“That team was putting up 40 to 50 points a game, and 60 to 70 against some teams,” Enterprise coach Darren Trueblood. “To shut them down in the second half was just a tremendous effort by our coaching staff and our kids. They never lost their belief. They just keep winning.”

Things were looking bleak for Enterprise in the early going, as it ran just six offensive plays in the opening period.
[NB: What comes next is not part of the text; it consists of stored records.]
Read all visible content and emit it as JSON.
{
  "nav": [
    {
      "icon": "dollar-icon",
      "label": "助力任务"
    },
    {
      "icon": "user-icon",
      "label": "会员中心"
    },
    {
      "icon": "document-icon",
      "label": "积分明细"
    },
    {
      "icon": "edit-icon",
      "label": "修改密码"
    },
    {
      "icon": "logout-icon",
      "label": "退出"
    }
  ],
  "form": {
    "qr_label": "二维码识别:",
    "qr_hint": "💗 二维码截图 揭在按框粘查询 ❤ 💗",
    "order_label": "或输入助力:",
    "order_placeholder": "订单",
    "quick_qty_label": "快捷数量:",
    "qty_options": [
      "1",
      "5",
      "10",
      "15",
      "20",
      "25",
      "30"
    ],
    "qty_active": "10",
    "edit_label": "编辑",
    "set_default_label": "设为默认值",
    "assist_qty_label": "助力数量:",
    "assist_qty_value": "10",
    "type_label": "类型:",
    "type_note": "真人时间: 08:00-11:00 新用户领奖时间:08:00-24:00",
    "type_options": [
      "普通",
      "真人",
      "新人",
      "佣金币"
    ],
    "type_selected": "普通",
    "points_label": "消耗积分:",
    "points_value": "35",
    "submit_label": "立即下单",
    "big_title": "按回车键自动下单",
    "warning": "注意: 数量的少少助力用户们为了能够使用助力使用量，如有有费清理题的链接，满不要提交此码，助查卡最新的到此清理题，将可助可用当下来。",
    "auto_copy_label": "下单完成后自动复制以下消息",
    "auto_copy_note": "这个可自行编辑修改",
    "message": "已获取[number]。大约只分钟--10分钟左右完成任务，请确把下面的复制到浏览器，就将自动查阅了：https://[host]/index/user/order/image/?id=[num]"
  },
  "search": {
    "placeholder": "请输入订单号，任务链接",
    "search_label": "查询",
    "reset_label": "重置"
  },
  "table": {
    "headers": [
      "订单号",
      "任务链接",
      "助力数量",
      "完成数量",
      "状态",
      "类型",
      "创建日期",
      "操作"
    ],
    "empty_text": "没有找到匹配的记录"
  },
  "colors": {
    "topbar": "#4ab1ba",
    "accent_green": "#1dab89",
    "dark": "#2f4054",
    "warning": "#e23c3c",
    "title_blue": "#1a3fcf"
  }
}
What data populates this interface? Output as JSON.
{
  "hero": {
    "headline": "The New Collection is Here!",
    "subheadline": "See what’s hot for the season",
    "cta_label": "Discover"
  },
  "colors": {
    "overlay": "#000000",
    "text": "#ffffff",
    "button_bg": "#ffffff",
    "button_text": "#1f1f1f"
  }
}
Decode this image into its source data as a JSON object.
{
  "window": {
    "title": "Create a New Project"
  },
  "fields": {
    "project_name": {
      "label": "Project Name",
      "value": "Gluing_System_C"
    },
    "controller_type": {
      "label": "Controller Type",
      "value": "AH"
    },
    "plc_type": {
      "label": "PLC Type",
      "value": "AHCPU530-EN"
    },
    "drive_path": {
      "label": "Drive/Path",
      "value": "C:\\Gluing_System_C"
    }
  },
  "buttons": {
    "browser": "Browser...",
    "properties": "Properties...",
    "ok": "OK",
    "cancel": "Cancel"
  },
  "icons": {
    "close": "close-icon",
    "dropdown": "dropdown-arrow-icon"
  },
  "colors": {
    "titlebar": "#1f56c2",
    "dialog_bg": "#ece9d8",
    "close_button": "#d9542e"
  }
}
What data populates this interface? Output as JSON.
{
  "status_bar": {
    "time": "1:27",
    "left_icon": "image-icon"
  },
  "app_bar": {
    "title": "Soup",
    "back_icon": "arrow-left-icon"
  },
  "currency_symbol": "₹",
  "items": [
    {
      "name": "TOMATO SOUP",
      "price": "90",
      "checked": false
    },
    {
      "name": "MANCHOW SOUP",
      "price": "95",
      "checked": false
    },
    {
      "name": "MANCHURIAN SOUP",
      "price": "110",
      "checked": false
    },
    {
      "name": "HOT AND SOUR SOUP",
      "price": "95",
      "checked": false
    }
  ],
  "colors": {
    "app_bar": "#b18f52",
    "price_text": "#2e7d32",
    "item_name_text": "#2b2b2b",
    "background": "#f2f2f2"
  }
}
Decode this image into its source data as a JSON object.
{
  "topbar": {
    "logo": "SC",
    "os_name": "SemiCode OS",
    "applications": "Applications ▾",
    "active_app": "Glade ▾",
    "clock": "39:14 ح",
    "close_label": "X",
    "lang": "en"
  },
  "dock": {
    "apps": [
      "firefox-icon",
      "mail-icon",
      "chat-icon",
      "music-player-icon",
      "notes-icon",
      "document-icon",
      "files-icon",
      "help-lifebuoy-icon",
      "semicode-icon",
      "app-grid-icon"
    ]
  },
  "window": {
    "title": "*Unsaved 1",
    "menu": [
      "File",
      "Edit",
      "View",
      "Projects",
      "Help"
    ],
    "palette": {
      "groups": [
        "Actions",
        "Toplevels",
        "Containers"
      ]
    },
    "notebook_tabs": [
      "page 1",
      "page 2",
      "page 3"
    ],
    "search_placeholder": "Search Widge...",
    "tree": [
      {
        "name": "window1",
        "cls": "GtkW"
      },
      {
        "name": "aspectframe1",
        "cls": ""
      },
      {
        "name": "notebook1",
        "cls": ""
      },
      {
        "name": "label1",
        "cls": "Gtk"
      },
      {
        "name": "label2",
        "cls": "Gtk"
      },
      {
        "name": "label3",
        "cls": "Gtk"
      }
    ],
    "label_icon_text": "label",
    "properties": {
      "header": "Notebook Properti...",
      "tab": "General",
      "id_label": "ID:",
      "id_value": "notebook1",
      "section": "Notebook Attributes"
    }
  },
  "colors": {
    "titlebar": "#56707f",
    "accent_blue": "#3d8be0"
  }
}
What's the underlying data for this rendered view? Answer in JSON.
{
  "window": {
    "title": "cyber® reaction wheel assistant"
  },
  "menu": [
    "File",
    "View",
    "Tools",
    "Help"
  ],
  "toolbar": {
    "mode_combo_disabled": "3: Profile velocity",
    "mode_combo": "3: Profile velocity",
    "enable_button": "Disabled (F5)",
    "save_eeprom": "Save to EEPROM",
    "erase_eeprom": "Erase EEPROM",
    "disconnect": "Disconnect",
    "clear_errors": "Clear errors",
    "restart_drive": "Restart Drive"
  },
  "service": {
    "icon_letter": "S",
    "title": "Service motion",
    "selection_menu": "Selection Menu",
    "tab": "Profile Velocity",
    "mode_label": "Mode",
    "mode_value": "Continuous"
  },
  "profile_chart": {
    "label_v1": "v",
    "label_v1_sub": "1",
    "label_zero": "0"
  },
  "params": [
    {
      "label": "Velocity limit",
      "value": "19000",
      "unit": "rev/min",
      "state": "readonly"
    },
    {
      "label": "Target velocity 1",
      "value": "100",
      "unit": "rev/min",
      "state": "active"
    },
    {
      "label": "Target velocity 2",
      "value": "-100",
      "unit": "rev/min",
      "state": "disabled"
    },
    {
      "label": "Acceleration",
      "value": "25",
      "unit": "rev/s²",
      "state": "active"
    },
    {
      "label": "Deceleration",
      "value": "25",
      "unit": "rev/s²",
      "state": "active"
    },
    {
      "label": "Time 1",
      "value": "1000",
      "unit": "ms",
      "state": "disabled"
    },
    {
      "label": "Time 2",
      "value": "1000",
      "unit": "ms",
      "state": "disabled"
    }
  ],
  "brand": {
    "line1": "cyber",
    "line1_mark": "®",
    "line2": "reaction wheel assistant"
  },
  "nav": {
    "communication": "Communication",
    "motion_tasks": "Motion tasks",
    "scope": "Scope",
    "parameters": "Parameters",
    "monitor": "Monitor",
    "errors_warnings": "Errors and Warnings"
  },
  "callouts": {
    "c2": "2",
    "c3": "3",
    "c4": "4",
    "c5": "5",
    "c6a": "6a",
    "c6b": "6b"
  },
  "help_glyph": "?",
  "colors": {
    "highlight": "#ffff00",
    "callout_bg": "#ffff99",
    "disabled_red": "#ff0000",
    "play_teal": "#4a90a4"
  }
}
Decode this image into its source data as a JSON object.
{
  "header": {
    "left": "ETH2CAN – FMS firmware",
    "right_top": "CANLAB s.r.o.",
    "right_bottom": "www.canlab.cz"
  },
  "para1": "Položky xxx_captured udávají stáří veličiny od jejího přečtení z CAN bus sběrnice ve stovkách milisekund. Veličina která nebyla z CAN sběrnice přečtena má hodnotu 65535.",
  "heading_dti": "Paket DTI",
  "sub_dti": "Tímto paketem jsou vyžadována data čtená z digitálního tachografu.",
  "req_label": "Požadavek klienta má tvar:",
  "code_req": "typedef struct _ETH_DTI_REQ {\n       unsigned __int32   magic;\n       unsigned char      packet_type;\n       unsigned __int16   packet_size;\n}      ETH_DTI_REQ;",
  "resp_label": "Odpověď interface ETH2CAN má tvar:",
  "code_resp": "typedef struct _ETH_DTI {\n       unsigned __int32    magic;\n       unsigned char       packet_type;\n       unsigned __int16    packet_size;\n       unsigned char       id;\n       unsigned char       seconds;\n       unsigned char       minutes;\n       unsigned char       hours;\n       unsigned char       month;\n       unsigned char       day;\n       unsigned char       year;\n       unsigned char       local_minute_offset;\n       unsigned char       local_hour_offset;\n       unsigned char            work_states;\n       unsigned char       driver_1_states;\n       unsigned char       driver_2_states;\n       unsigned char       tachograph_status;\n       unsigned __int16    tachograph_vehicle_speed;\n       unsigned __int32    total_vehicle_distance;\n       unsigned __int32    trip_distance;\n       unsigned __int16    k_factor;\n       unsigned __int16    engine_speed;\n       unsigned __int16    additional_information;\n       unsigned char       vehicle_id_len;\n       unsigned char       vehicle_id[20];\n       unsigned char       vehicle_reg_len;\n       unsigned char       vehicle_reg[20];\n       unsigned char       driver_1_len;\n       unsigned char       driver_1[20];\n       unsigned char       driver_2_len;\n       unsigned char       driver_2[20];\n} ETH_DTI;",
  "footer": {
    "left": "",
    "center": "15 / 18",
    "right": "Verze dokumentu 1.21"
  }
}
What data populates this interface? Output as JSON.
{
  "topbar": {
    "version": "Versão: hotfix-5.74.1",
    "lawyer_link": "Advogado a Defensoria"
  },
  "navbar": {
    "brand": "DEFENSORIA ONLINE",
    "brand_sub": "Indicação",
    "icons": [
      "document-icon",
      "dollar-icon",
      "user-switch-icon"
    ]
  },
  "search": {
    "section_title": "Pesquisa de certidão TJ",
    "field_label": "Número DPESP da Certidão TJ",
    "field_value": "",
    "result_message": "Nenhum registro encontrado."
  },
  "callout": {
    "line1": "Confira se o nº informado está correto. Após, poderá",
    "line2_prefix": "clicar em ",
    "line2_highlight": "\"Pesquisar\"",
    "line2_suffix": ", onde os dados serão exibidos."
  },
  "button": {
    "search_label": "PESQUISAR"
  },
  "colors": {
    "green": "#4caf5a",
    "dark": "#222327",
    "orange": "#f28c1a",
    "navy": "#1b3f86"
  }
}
Manteca dominated the quarter, using 24 plays to take its two-score advantage on short-yardage runs from Laurel and Menzel.

Fleet-footed Izzy Perea gave the Hornets life with a 68-yard kickoff return, and they ended up scoring three unanswered touchdowns in a 4 minute, 11-second span.

“That put us right back in the ball game,” Trueblood said. “Once we tied it up our kids figured out that they could play on this stage.  Once they realized that they would not be denied.”

Isaiah Matthews (32 rushes, 166 yards, 2 TDs) punched in Enterprise’s first points with a 3-yard scamper with 11:31 left in the half. On Manteca’s third play of the following drive, Matthews recovered Michael Gonzalez’s fumble and ran it back to the Buffalo 32.

Quarterback Bobby Luken later knotted the score with a 4-yard run, and momentum was fully on the Hornets’ side when Jace O’Ravez — would later provide Enterprise with the deciding touchdown on the team’s second-half opening drive — recovered Sheldon Highfill’s squib kick.

Matthews’ 1-yard score gave them their first lead with 7:20 to go in the second.

Manteca did well to weather the storm, answering with a scoring drive capped off by Laurel’s third-down, fingertips catch spanning 42 yards up the middle.

Unfortunately for the Buffs, the ball didn’t stay in his grasp long enough on the would-be touchdown.

“What do you do? I mean, it’s not the NFL,” Reis said. “I wanted to throw my red flag out there and check it. (Laurel) is a pretty (honest) guy and he swore up and down that he was in. But that’s football.”